By filling our synthesizers with pianos and saxophones, have we actually lost their real identity? Sure, there's a place for all this kind of stuff, but I suggest that the synth could have been a different kind of instrument altogether and might have been the catalyst for a new kind of musician. I'm not talking about a computer operator type who is more interested in when to trigger a sample, or who inputs melodies in step time. I mean someone who can perform in ways we've not seen yet — unhandicapped by how many keys they can press on their master keyboard, and for whom a single note might be manipulated musically, using a whole variety of controls that we've not even imagined.
I don't know who it was that said it set synths back years by putting keyboards on them [It was Ian Craig Marsh of the Human League MkI actually — Smartarse Ed], but it is a view with which I can sympathise to some extent. I hope instruments like the Korg Prophecy with its small keyboard, log controllers and knobs are only the first step in recovering some of the ground lost in recent years to the marvels of PCM playback. Great though this instrument is, I'd happily trim off the virtual flutes, brass and guitars in favour of even more performance controls. Maybe a couple of joysticks, some sliders, a proportional pitch controller (some old ARP synths had these — they were rubber pads that generated vibrato when you pushed). Hell, why not a built‑in laser harp, MIDI glove and a velocity‑sensitive foot pedal that you could stomp on? Sadly, such physical things are relatively expensive. And this isn't the whole story. Why, for example, don't more synths have polyphonic aftertouch? Is it purely down to cost, or is it also because of the additional MIDI data that would be generated, effectively pouring syrup into all those poor computers? I'm sure that with some new ideas on the control front, the synthesizer can rekindle the spirit of the Yamaha CS80, the Minimoog or the great modular systems.
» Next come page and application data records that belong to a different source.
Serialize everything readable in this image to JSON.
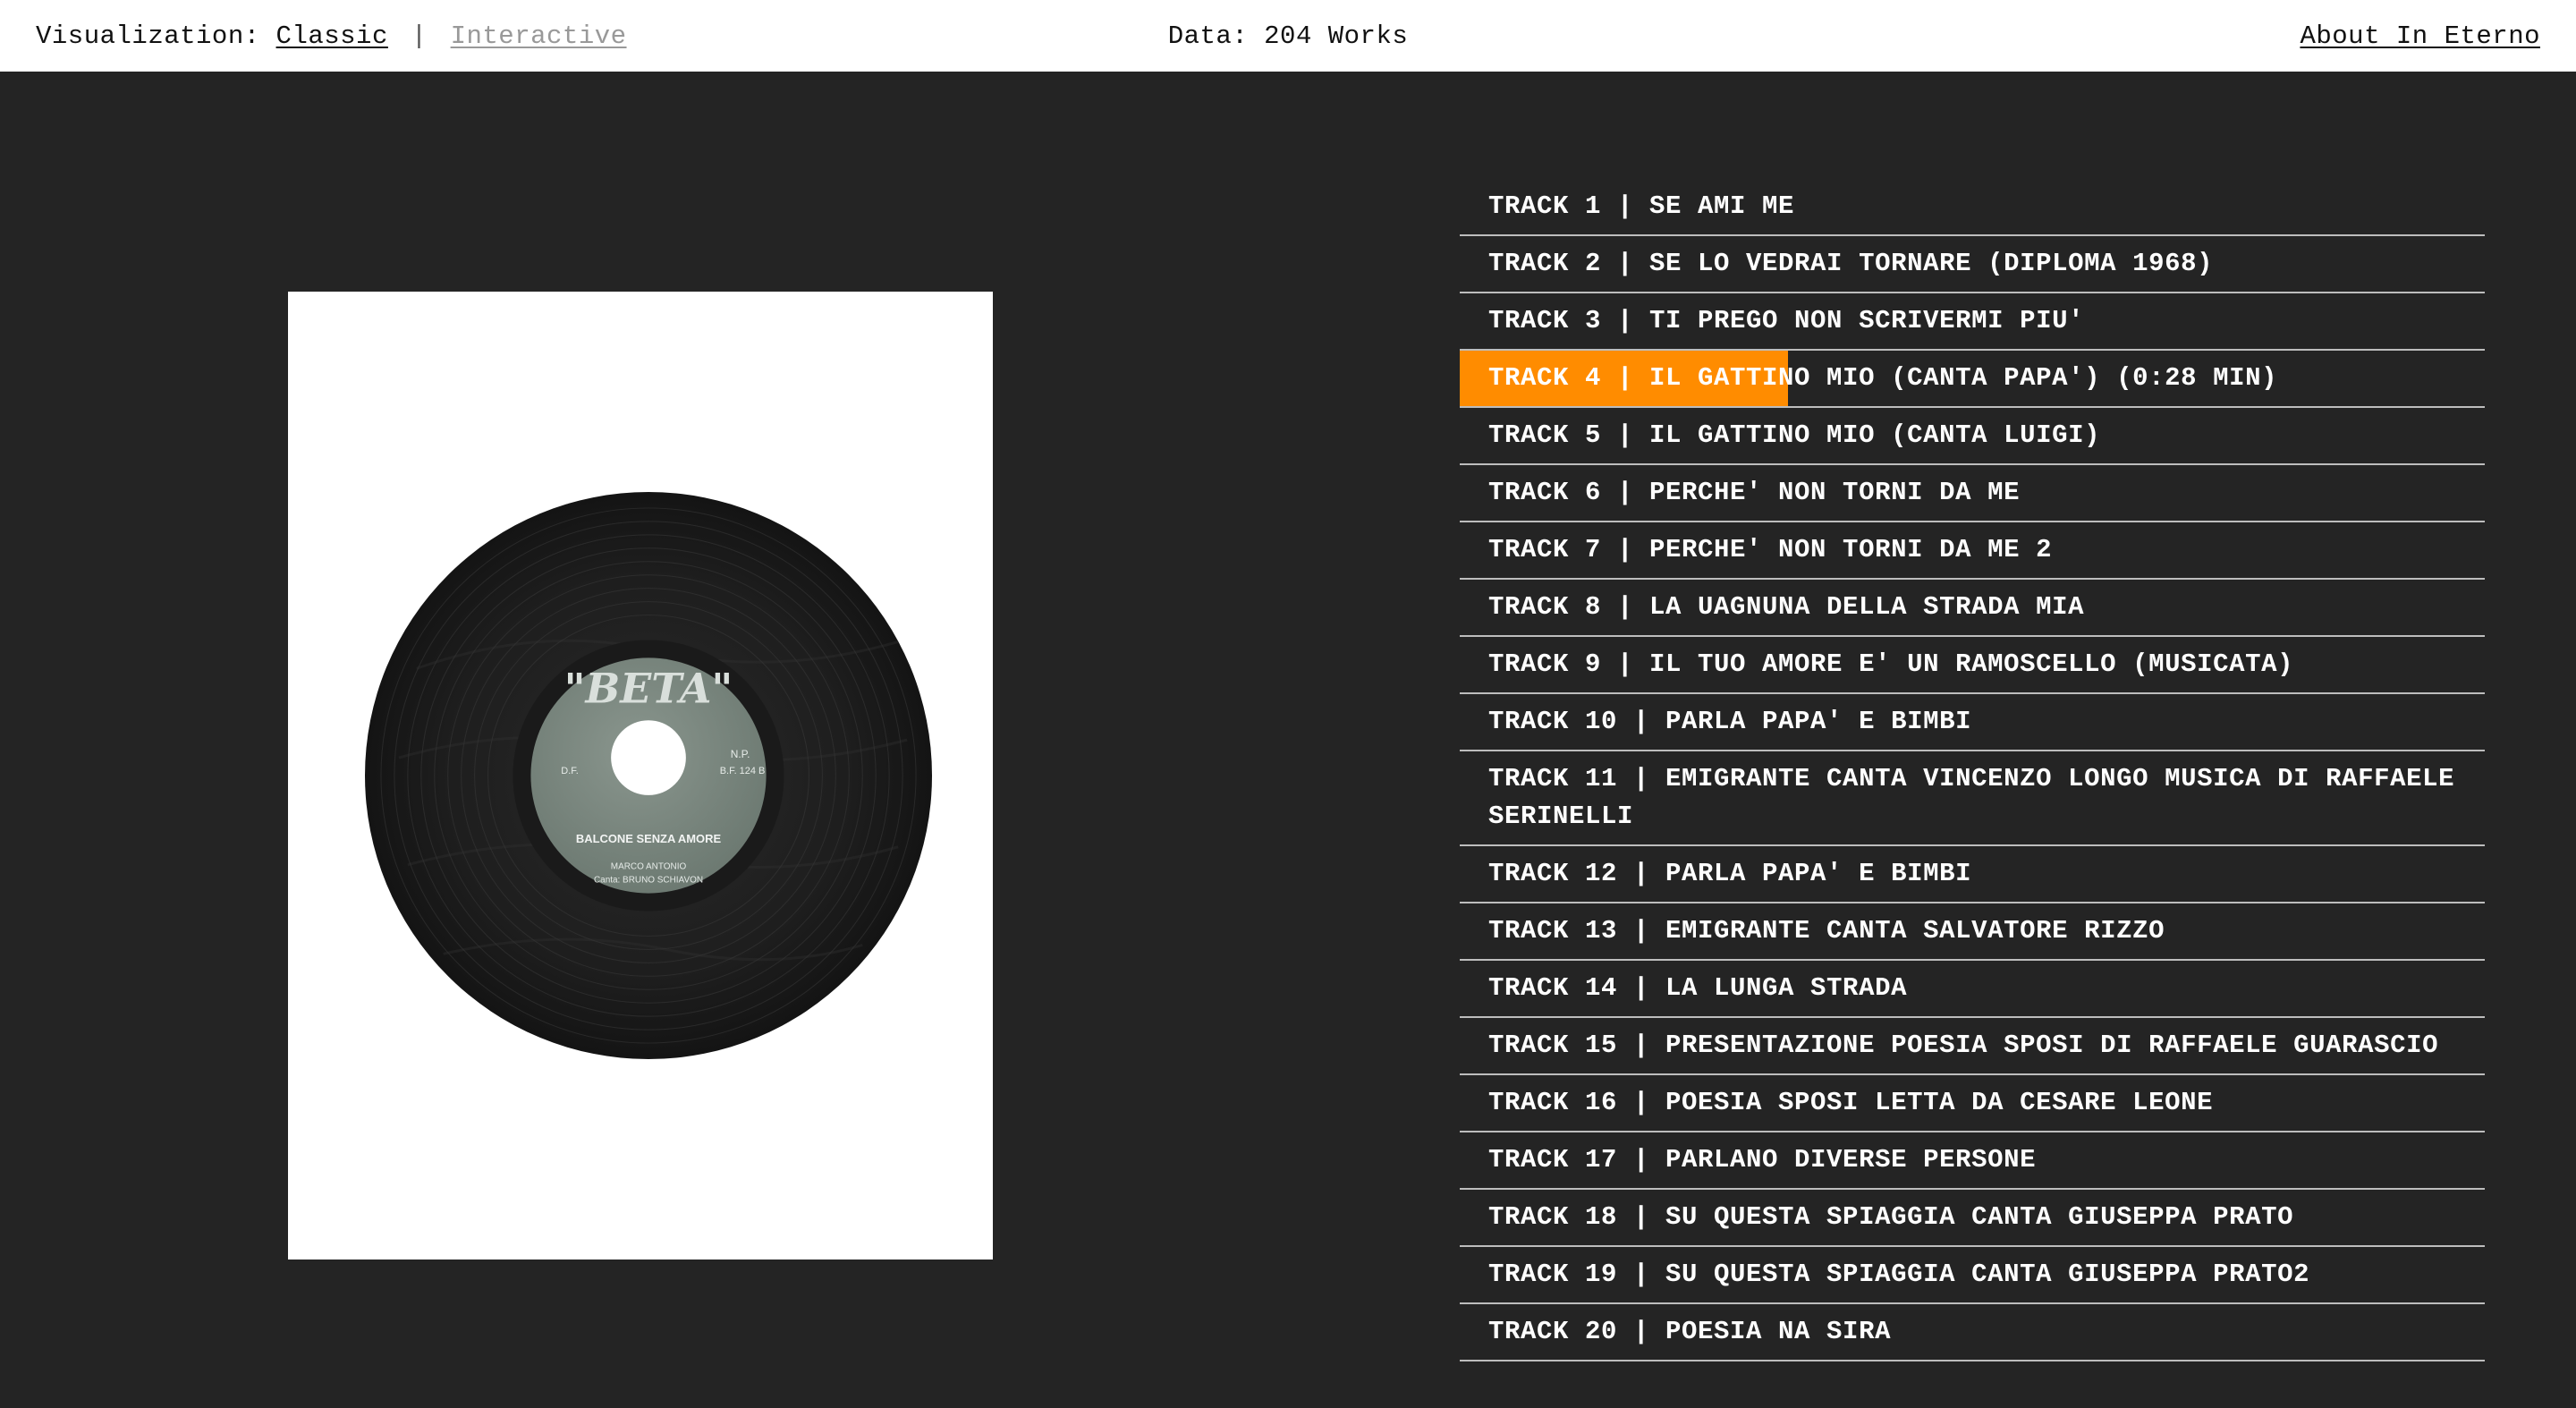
{
  "header": {
    "visualization_label": "Visualization:",
    "classic_link": "Classic",
    "separator": "|",
    "interactive_link": "Interactive",
    "data_label": "Data: 204 Works",
    "about_link": "About In Eterno"
  },
  "record": {
    "label_brand": "\"BETA\"",
    "label_left_code": "D.F.",
    "label_right_code": "N.P.",
    "label_catalog": "B.F. 124 B",
    "label_song": "BALCONE SENZA AMORE",
    "label_performer": "MARCO ANTONIO",
    "label_singer": "Canta: BRUNO SCHIAVON"
  },
  "colors": {
    "background": "#242424",
    "active_track": "#ff8c00",
    "divider": "#bdbdbd"
  },
  "tracks": [
    {
      "label": "TRACK 1 | SE AMI ME"
    },
    {
      "label": "TRACK 2 | SE LO VEDRAI TORNARE (DIPLOMA 1968)"
    },
    {
      "label": "TRACK 3 | TI PREGO NON SCRIVERMI PIU'"
    },
    {
      "label": "TRACK 4 | IL GATTINO MIO (CANTA PAPA') (0:28 MIN)",
      "active": true,
      "progress": 0.32
    },
    {
      "label": "TRACK 5 | IL GATTINO MIO (CANTA LUIGI)"
    },
    {
      "label": "TRACK 6 | PERCHE' NON TORNI DA ME"
    },
    {
      "label": "TRACK 7 | PERCHE' NON TORNI DA ME 2"
    },
    {
      "label": "TRACK 8 | LA UAGNUNA DELLA STRADA MIA"
    },
    {
      "label": "TRACK 9 | IL TUO AMORE E' UN RAMOSCELLO (MUSICATA)"
    },
    {
      "label": "TRACK 10 | PARLA PAPA' E BIMBI"
    },
    {
      "label": "TRACK 11 | EMIGRANTE CANTA VINCENZO LONGO MUSICA DI RAFFAELE SERINELLI"
    },
    {
      "label": "TRACK 12 | PARLA PAPA' E BIMBI"
    },
    {
      "label": "TRACK 13 | EMIGRANTE CANTA SALVATORE RIZZO"
    },
    {
      "label": "TRACK 14 | LA LUNGA STRADA"
    },
    {
      "label": "TRACK 15 | PRESENTAZIONE POESIA SPOSI DI RAFFAELE GUARASCIO"
    },
    {
      "label": "TRACK 16 | POESIA SPOSI LETTA DA CESARE LEONE"
    },
    {
      "label": "TRACK 17 | PARLANO DIVERSE PERSONE"
    },
    {
      "label": "TRACK 18 | SU QUESTA SPIAGGIA CANTA GIUSEPPA PRATO"
    },
    {
      "label": "TRACK 19 | SU QUESTA SPIAGGIA CANTA GIUSEPPA PRATO2"
    },
    {
      "label": "TRACK 20 | POESIA NA SIRA"
    }
  ]
}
I don't want to spend my time with a collection of antique synths that insist on going out of tune in the middle of my big solo. I like new toys as much as anyone, but it's funny that the two synths that have impressed me most in recent years have both been monophonic. Maybe it's something about my age, but suddenly I don't want to cut my hair anymore. Who knows, maybe you'll see me on stage soon with a cape on — or some other kind of poultry.